For many of us growing up, Star Trek was a show that ventured more on the action/adventure side of sci-fi. Sure, the crew of the U.S.S. Enterprise found itself knee-deep in fuzzy spores called tribbles or seeking common ground with new lifeforms, but oftentimes, problems were solved with a call to action…usually answered by a “leap first/look later” starship captain named James Tiberius Kirk. And though he kept us captivated as the Optimus Prime of Starfleet captains (sorry, Picard fans), the show’s mascot was, without question, Kirk’s straitlaced first officer, Spock.
Played by Leonard Nimoy, Spock descended from a race of emotionally detached, logic-based Vulcans. He often served as Capt. Kirk’s calmer, more analytical counterpart in times of crisis. Spock quickly became a fan favorite among the show’s beloved “Trekkies” and Nimoy—the very appearance of him in anything, whether it was Transformers: The Movie (not The Michael Bay Monstrosity That We Shall Not Speak Of), with the likes of Casey Kasem and Orson Welles, or the sleeper hit television series Fringe—became a symbol of sorts.

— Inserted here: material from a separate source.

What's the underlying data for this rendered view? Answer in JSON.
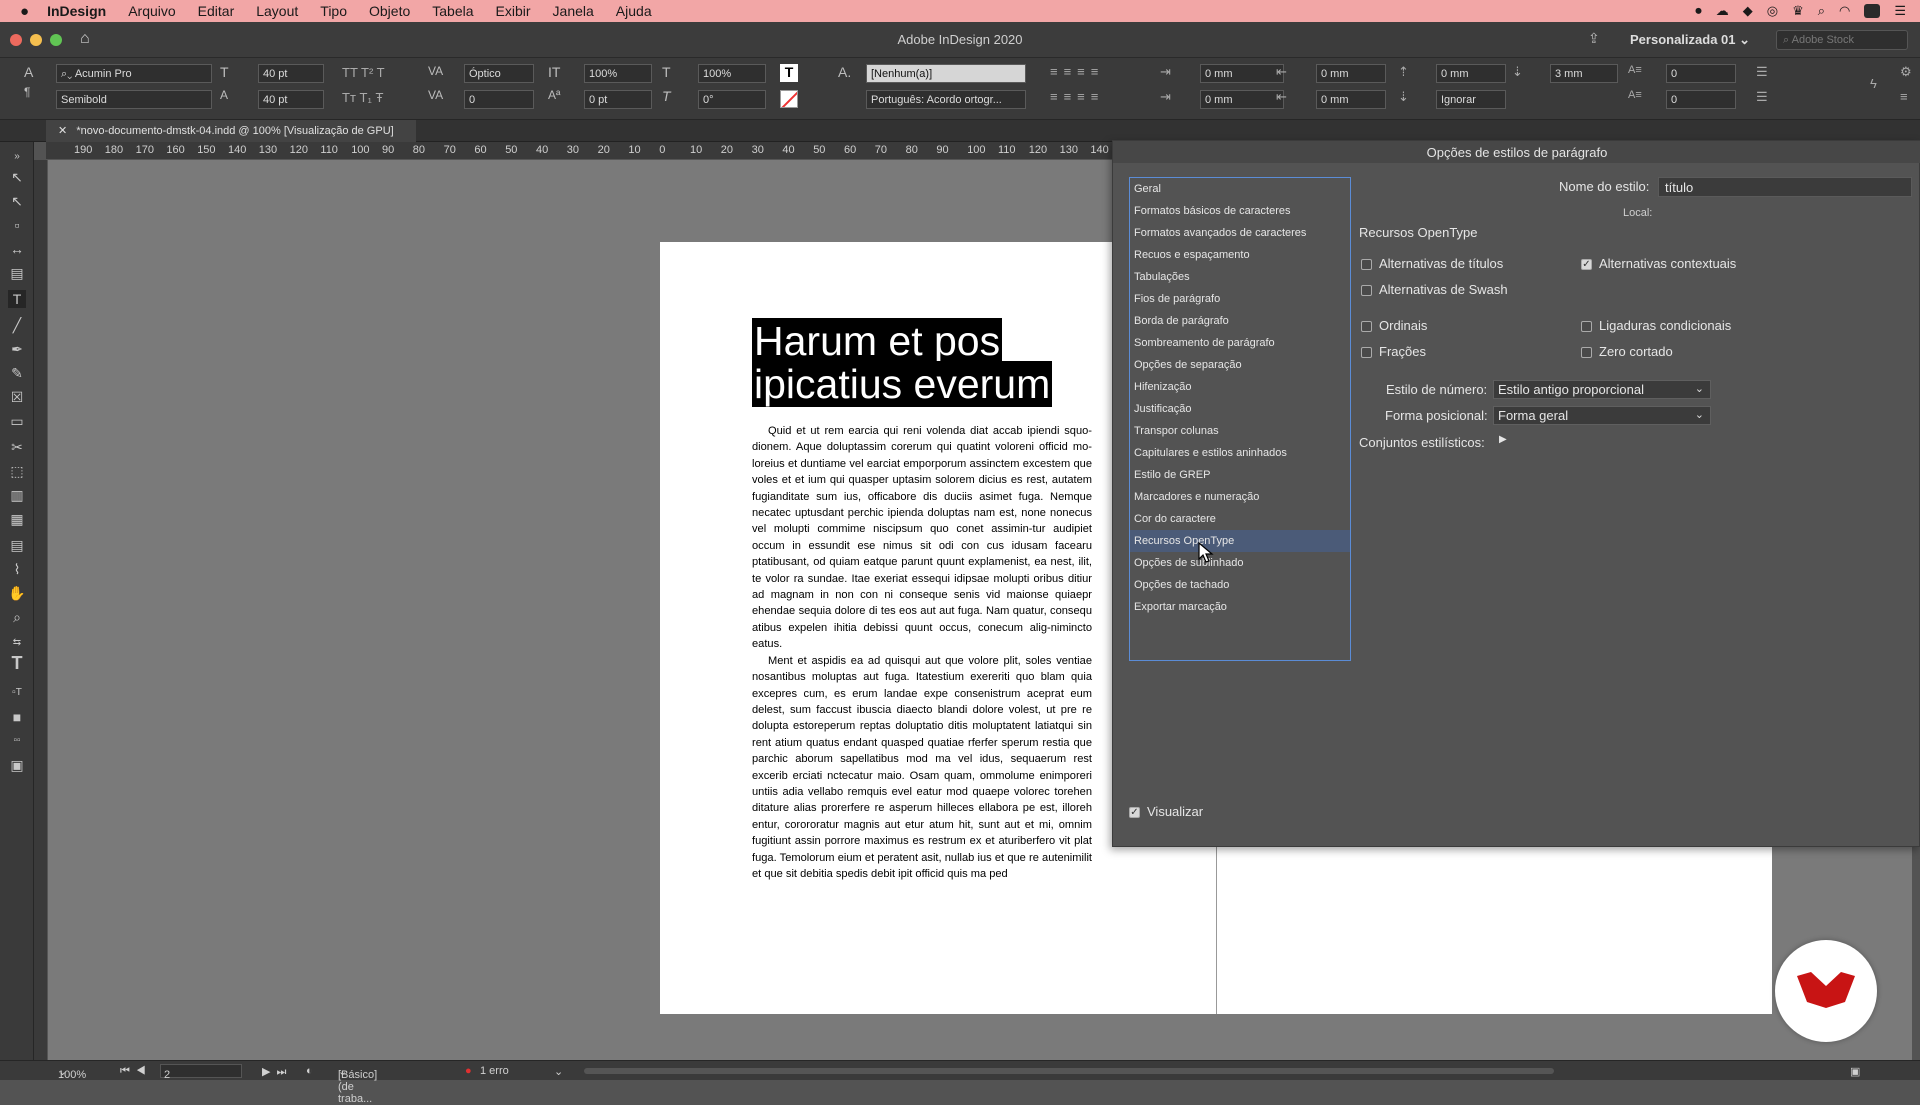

His character and he himself were the worthiest of testaments to the phrase, “Mind over matter.” His global following wasn’t the result of being the most attractive member of the Enterprise or even the toughest. There was a poise, a sense of royalty to his presence that only fans of the genre could truly understand. His unmistakable, sonorous voice was undeniably etched into American pop culture for now and for always. Actor, author, director, poet, musician—more than anyone else that comes to mind, Leonard Simon Nimoy was and shall always be the epitome of nerd cool.
“A life is like a garden. Perfect moments can be had, but not preserved, except in memory. LLAP”
— Leonard Nimoy (@TheRealNimoy) February 23, 2015